To cook bear meat, you figure out first how old you think that bear was, because that will determine how you cook it. If it’s a young bear, you can cook it in exactly the same ways that you would cook either pork or beef, and that is the steaks can be grilled, broiled or even baked if that is your preference. In similar fashion, the other, less tender cuts can be cooked as a pot roast, stew or hammered and marinated to make it more tender.
For a bear that was a little older, you might want to try one steak first to see if it’s tender enough to grill; and if it’s not, you might instead use it as you would less tender cuts of beef. That is, you might cook it in a stew or hammer and marinate it.
For older bears, you’ll likely find that your best option is to cook it as you would pulled pork, as it will be too tough to cook and eat as is.
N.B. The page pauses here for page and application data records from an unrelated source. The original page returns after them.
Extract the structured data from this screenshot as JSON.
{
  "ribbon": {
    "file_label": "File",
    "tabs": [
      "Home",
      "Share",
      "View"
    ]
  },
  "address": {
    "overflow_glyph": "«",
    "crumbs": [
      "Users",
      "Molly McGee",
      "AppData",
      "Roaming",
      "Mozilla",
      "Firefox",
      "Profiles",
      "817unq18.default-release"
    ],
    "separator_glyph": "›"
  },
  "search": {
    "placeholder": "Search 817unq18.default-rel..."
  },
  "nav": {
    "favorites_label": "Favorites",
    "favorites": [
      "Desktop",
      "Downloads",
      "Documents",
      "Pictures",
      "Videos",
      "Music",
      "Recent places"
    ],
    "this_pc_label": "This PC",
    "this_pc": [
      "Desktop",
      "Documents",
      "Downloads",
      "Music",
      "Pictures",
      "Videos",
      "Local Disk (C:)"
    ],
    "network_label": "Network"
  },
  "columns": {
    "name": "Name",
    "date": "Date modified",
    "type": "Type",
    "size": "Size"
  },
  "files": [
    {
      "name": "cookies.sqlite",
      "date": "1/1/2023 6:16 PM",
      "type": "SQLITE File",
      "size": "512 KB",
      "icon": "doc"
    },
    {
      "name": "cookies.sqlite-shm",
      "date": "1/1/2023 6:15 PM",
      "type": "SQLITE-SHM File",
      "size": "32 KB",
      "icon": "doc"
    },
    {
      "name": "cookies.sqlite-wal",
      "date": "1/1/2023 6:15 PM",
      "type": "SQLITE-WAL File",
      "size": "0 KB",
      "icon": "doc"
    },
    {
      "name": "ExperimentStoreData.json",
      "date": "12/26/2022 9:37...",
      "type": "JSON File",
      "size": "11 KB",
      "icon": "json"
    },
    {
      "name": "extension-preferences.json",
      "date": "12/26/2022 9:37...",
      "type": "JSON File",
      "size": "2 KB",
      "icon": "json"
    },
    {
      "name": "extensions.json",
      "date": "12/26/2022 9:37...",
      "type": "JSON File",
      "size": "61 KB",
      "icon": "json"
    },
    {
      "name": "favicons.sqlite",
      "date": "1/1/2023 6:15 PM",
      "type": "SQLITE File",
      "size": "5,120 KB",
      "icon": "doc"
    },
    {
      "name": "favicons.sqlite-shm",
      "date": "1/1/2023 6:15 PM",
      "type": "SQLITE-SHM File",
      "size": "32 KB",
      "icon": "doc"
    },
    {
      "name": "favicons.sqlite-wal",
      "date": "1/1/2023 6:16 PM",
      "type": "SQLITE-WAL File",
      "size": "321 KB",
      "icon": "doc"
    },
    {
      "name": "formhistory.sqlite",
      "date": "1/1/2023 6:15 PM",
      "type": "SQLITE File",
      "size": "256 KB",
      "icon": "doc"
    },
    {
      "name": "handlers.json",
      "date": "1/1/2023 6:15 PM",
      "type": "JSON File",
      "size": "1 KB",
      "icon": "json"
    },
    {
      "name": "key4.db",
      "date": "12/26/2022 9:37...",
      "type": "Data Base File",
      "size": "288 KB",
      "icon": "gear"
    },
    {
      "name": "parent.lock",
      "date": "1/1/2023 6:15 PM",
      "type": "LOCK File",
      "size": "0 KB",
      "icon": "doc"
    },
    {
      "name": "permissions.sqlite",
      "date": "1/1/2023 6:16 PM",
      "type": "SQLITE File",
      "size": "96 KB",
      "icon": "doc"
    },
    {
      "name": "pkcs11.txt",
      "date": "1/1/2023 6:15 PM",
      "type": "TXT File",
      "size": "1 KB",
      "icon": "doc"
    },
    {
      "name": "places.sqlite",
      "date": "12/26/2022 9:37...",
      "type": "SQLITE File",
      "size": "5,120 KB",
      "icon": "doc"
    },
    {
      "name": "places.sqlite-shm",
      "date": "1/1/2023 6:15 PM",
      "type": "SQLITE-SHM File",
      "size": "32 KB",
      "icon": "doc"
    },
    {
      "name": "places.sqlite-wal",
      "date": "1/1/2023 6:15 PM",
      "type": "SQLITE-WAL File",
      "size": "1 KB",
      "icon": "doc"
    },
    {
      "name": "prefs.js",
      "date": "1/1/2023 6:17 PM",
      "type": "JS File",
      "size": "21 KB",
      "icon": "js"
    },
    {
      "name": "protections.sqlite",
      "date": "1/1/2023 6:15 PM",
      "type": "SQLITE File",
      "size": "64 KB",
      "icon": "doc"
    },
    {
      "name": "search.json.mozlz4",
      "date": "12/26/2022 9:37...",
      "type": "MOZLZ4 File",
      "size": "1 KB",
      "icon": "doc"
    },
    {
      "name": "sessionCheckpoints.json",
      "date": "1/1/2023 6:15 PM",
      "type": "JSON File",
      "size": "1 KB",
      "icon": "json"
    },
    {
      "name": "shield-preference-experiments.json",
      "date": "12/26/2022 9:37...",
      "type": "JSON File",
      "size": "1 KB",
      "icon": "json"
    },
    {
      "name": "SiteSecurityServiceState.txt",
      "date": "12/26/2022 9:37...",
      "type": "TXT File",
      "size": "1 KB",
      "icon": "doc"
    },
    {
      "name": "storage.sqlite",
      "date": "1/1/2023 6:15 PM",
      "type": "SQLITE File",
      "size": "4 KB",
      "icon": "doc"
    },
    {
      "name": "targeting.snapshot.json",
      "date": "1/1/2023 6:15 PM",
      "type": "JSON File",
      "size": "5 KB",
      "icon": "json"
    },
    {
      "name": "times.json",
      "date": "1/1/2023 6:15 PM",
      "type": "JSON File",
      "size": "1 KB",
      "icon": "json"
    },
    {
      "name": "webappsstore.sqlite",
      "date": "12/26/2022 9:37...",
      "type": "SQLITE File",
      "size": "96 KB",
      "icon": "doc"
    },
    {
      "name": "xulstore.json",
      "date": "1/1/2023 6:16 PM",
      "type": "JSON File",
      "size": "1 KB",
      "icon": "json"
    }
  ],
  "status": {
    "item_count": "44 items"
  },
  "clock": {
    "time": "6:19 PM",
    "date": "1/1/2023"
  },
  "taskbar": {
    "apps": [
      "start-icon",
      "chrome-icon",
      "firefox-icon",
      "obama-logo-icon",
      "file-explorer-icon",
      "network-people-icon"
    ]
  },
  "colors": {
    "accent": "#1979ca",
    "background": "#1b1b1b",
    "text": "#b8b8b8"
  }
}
There is one striking caveat here, and that is for those that are thinking of grinding the meat into hamburger. In most cases, this won’t work as well as you’d think because of the uniqueness of bear fat. And that uniqueness is that it tends to emit an unpleasant odor when cooked. You could remove all the fat from the hamburger before grinding, but then it wouldn’t hold together, which means you’d be right back to making a pulled pork type dish anyway. Also, it might well be noted that when cooking bear meat in general, it’s best to remove as much of the fat as possible before doing so, due to the odor when cooking. It’s an interesting thing how the meat can taste so good when it’s eaten, but smell bad when it’s cooking, but that’s just one of those odd facts of life.